Bridges program in partnership with School of Education wins Senator Paul Simon Award
The Central States Conference on the Teaching of Foreign Languages has awarded the Center for the Study of Global Change at Indiana University with the 2014 Senator Paul Simon Award for the Promotion of Language and International Studies.
Established in 1982, the Simon Award is conferred annually on an individual or group from outside the language teaching profession that meets a variety of criteria, including demonstrated leadership in the promotion of language learning and in the advancement of international understanding. The award is named for the late Sen. Paul Simon of Illinois, author of the book The Tongue-tied American and a strong supporter of international education and foreign language learning.
The Center for the Study of Global Change received the award for its Bridges: Children, Languages, World project, which offers exploratory language and culture classes to young learners in Monroe County. One of the key parts of the Bridges project is to provide pedagogical coordination, led by Martha Nyikos, associate professor of Literacy, Culture, and Language Education. Working closely with Vesna Dimitrieska, the Bridges language coordinator and doctoral student in LCLE, the Bridges program offers developmentally-appropriate, engaging language lessons that are closely coordinated for quality and educational impact.
The central goal of Bridges is to ignite interest in learning about different languages and cultures and inspire children to pursue the study of both with excitement and enthusiasm all their lives. Bridges emphasizes less commonly taught languages, such as Arabic, Chinese, Mongolian, Russian and Zulu, with classes taught by IU undergraduates who are studying these languages, providing practical teaching experience while developing language skills and cultural knowledge.
“While the Global Center coordinates this important initiative, it would not be able to do so without the collective effort of all its campus and community partners,” said Hilary Kahn, director of the Global Center. “Likewise, Bridges benefits both our campus and the community by creating engaging learning environments for young language learners in the community and for our undergraduates as well.”
As the pedagogical coordinator for Bridges, Nyikos partnered with The Global Center to further expand the reach of Bridges by receiving the federally funded STARTALK grant over the past three years. Nationally, STARTALK is a project of the National Security Language Initiative (NSLI), started by former President Bush in January of 2006. The initiative is designed to expand and improve the teaching and learning of strategically important world languages not widely taught in the U.S. In Bloomington, Nyikos has brought together teachers from across the country for professional development in ways to teach Arabic, Chinese and Turkish to youngsters in Bloomington over three weeks during the past three summers.

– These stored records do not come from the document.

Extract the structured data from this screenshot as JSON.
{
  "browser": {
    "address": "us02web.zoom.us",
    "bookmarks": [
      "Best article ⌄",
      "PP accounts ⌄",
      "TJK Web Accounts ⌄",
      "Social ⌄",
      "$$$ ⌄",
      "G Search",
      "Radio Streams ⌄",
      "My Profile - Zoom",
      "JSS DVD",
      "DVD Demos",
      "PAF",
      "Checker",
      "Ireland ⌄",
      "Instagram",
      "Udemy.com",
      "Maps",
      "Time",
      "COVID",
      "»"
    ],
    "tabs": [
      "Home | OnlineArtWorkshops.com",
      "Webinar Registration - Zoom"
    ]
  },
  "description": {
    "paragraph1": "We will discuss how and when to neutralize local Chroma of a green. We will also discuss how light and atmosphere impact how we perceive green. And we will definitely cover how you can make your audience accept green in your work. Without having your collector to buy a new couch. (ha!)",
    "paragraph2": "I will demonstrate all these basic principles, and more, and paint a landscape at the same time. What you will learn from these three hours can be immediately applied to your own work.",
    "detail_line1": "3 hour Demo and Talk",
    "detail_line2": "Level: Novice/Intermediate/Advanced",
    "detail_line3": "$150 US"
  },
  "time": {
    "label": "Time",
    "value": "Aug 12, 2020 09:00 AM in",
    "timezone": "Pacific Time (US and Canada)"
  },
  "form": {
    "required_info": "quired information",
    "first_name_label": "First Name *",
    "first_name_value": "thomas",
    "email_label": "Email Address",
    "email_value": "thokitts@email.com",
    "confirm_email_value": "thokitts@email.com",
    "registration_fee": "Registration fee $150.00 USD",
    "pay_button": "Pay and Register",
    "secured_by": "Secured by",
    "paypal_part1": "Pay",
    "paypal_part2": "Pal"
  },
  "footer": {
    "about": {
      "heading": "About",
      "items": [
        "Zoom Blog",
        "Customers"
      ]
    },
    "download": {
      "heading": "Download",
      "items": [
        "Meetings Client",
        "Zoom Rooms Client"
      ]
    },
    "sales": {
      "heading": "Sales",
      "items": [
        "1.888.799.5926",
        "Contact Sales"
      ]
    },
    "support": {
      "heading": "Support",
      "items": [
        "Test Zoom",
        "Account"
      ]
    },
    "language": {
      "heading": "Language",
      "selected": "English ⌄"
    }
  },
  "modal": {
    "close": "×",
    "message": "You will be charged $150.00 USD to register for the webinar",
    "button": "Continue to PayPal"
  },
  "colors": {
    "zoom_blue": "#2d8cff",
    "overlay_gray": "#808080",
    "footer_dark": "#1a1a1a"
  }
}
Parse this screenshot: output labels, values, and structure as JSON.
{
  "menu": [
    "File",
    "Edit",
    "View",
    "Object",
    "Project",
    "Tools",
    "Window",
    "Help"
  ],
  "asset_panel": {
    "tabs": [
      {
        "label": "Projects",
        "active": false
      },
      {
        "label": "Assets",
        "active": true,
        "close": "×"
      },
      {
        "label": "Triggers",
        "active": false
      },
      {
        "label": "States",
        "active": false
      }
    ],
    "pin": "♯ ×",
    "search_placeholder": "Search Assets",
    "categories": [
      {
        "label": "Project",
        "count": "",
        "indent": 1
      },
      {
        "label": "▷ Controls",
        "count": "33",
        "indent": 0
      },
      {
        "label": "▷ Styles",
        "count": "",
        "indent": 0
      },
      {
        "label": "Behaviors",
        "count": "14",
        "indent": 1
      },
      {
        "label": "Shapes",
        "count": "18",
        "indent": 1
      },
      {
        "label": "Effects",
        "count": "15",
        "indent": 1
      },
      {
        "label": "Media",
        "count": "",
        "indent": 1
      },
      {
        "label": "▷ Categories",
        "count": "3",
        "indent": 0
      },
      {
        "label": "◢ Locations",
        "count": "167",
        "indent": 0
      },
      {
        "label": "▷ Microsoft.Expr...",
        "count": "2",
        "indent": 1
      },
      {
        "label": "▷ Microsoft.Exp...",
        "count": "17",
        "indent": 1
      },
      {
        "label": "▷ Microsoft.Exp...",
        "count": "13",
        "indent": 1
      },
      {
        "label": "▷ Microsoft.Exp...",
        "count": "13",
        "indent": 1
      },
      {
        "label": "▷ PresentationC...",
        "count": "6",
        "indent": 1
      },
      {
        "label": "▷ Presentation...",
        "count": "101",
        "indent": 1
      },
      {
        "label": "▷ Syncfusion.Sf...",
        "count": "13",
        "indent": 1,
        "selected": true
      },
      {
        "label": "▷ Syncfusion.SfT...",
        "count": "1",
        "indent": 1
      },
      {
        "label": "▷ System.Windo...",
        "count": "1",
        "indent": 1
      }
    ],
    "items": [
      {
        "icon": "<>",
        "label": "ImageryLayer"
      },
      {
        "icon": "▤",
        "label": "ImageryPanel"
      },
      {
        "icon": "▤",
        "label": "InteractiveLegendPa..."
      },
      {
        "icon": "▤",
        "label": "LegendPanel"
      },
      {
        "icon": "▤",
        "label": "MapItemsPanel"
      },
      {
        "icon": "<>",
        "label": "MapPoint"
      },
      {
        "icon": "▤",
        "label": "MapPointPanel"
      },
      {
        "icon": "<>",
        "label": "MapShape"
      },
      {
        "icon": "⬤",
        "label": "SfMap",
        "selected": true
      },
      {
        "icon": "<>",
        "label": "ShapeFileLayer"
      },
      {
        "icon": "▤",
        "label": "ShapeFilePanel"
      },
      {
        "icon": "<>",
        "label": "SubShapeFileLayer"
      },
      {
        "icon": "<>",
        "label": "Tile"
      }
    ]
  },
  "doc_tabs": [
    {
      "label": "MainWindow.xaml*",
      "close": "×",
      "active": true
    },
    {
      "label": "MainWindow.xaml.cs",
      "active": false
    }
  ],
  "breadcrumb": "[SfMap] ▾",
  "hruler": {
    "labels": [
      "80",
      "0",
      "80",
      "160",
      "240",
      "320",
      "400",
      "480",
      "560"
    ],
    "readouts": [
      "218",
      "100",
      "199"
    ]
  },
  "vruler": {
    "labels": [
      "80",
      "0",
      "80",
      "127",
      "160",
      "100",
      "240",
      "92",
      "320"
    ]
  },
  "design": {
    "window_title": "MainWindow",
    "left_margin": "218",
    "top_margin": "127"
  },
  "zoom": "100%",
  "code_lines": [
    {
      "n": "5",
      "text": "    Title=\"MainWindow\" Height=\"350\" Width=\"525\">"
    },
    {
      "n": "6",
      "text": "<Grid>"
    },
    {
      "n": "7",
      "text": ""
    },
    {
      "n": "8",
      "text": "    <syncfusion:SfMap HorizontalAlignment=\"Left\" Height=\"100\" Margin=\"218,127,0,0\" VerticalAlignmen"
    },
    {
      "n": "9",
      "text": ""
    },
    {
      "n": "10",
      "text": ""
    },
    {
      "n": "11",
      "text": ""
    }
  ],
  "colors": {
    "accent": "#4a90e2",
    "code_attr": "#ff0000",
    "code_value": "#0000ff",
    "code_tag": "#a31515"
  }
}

The Global Center seeks to create a supportive environment for cutting-edge approaches to global teaching, learning and scholarship. Collaboration and innovation are central to the Global Center’s curricular, research and outreach programs. The primary objective of outreach for the Global Center is to serve as a resource base on international issues, to meet the needs of pre-K-12 teachers, post-secondary educators, business professionals, government officials, media representatives and the general public at local, state and national levels.
“This award, in a sense, also recognizes visionary community partners, like Girls, Inc., the Monroe County Public Library, and the Banneker Center for opening their doors and saying they trust us,” Nyikos said. “They see that the students who normally would not have access to early language learning really do love the language and culture they’re learning and that they’re curious and the world is opening up to them in many ways.”
“Recognition for this project involving the School of Education and several campus partners affirms the impact of our faculty’s teaching and research in the community where we live,” said Gerardo Gonzalez, dean of the IU School of Education. “Martha Nyikos, the teachers, and graduate students involved in STARTALK have brought opportunities for area students to engage with languages and cultures they would not otherwise have. I’m glad that the students have enthusiastically embraced such opportunities.”
The Center for the Study of Global Change is one of 11 federally funded Title VI area studies centers in the School of Global and International Studies at IU Bloomington. IU is home to more Title VI centers than any other university in the country. Currently, Bridges programs, supported by several of the Title VI centers, take place throughout the city of Bloomington.